The mountain Ughtasar is located in the province of Syunik at an altitude of 3000-3300 m above sea level. On the mountain saddle, near to the deep-blue Karst Lake, spreads a field full of large flat stones, embellished with countless enigmatic petroglyphs. It is estimated that the petroglyphs discovered in 1968 are between 4000-7000 years old. As goats are a frequently recurring motif in drawings, these pictograms are known as itsagir, i.e. “goat writing’’.
Petroglyphs are an exceptional source for the study of the ancient Armenian civilization. Although they interested certain investigators at the beginning of the 20th century, they were not studied at the time. The interest in art monuments grew during the first decades of the 20th century, when A. Kalantar devoted himself to their investigation. Unfortunately, very little of the rich material collected by him has been preserved. During field studies, the archaeologist S.H. Sardarian unfolded numerous petroglyphs on the foot of Aragats and the Geghama Mountains. Several petroglyphs were also found in Western Armenia.
Exceptionally rich stone carvings were discovered in historical Syunik in 1966. From 1967-1968 the archaeological expedition group of the Archeological Institute of the Academy of Sciences of Armenia began the research and explored a large number of carvings on several thousand rocks in historic Syunik, mainly in the areas of Sisian, Yeghegnadzor and Azizbekov. The collection of these petroglyphs arouses great interest among different specialists, particularly archaeologists. The current collection contains only a small part of the material collected in Syunik and mainly near Mount Ughtasar. The recently discovered rock art monuments occupy the area of several tens of kilometres along the mountains of Tsghouk, on the slopes of Ughtasar, at the foot of the Vardenis Range and the sources of the Rivers Jeghegis, Arpa and Vorotan. The petroglyphs discovered until today are so numerous that it is not possible to highlight even the most important one in a large volume.

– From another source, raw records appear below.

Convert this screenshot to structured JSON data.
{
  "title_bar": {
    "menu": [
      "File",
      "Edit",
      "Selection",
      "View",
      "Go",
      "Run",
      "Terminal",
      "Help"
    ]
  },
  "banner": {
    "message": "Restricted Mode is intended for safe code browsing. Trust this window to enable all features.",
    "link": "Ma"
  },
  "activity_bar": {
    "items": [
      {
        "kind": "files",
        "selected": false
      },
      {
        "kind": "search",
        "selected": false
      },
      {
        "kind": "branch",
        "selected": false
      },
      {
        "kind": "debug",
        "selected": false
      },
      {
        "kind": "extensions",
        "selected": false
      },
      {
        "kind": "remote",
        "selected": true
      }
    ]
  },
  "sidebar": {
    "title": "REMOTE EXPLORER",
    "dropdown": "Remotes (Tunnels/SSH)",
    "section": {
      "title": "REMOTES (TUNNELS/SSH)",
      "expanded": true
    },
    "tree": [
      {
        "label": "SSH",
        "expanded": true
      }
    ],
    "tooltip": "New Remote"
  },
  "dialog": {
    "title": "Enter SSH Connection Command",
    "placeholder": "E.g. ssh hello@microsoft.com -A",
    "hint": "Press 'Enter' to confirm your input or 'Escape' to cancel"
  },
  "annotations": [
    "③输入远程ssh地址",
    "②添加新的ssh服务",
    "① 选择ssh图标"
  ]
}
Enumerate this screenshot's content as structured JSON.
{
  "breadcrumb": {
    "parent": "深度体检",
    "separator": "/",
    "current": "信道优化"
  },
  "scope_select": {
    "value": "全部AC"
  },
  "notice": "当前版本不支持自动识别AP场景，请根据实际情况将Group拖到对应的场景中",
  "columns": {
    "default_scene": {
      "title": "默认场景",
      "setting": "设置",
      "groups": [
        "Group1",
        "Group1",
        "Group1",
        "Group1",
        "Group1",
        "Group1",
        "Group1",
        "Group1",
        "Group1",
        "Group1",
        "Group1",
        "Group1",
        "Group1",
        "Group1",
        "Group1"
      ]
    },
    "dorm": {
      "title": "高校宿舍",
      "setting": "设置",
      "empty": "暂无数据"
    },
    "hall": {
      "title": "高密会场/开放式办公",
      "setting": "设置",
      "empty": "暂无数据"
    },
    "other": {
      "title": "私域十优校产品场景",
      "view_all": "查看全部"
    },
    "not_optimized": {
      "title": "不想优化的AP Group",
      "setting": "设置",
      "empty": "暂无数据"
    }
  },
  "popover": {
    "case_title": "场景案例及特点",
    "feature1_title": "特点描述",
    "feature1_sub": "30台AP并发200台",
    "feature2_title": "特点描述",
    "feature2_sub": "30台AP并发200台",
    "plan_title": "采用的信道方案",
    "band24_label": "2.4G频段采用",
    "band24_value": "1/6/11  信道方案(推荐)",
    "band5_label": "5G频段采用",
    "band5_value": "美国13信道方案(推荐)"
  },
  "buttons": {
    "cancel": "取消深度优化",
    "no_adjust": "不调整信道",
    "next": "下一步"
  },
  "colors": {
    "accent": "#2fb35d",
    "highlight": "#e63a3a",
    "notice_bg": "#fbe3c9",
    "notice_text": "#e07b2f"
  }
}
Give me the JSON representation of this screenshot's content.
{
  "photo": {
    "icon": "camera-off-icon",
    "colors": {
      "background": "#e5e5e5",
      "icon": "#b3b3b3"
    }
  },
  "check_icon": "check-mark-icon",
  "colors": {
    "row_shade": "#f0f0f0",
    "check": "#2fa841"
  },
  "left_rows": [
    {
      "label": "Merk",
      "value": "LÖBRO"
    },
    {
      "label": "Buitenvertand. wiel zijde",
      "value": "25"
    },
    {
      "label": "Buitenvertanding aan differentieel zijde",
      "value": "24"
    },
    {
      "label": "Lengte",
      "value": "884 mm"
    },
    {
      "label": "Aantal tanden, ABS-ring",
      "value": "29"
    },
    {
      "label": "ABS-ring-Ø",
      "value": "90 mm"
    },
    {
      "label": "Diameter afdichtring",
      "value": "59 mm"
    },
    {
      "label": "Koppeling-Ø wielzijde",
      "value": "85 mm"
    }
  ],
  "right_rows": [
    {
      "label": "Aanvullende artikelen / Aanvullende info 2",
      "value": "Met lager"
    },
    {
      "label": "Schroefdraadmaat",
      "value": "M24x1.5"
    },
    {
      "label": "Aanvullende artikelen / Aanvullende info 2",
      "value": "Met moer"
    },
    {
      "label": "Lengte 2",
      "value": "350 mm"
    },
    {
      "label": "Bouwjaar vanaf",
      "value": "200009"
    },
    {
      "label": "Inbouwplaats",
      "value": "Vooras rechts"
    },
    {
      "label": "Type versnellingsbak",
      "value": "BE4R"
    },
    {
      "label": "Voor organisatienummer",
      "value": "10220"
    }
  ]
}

More than 2000 decorated rocks were uncovered in Ughtasar in Sisian Region. Here, in the mountain grasslands, where stockbreeders settle in summer, the landscape is rich with Alpine flora. Near this area, in the lowlands and along the rocky mountains, as well as around the small lakes, you can reveal the remains of ruined dwellings, cromlechs, and different tombs. The study of the petroglyphs is only possible during the summer periods. About nine months a year these petroglyphs are covered with snow. The petroglyphs are mostly depicted on "gravestones", and these ornate rock patterns are spread at the foot of the mountains, in valleys including the slopes and territory of Ughtasar, which was named after the camel ("ught" means camel in Armenian, and "sar" means mountain). The massive engravings describe certain activities and have been depicted horizontally or vertically on the flat, brown and black stone fragments. The composition "carvings", which includes 10 to 50 images, includes several hundred figures. The diversity of Armenian fauna is fully represented in the petroglyphs of Ughtasar and Jermajur.
The wildest and domesticated animals of the time can be unveiled, such as goats, moufflons, gazelles, deer, aurochs, horses, wild boars, dogs, wolves, jackals, panthers, bears and lions, aurochs, although they rarely appear here. Meanwhile, there are many scenes depicting hunter with bow and arrow, lance, spears, and shields. Among them, we can see hunting objects, ropes, traps and also bison that move the truck, hooded carts and vehicles looking like sleds, plough, and images that represent the world. Birds generally are not represented significantly. The rock carvings of Syunik are based on scenes connected with urban life and traditions. More frequently we will reveal the images of individual or collective hunting scenes of goats, bison, deer, wild boars, etc. The variety of such scenes in the petroglyphs of Ughtasar and Jermajur create an impression of a survival of ancient times. These petroglyphs of Armenia with so many hunting scenes show the prominence and importance of semi-nomadic livestock and hunting. The Cyclopean fortress and the more than 3 km high structure in Ughtasar seem to serve as temporary dwellings for livestock tribes. The tombs and their carvings are the evidence that they have been in use for many hundreds of years. Scenes of ritual dances, pair dances and group dances may also be explored here.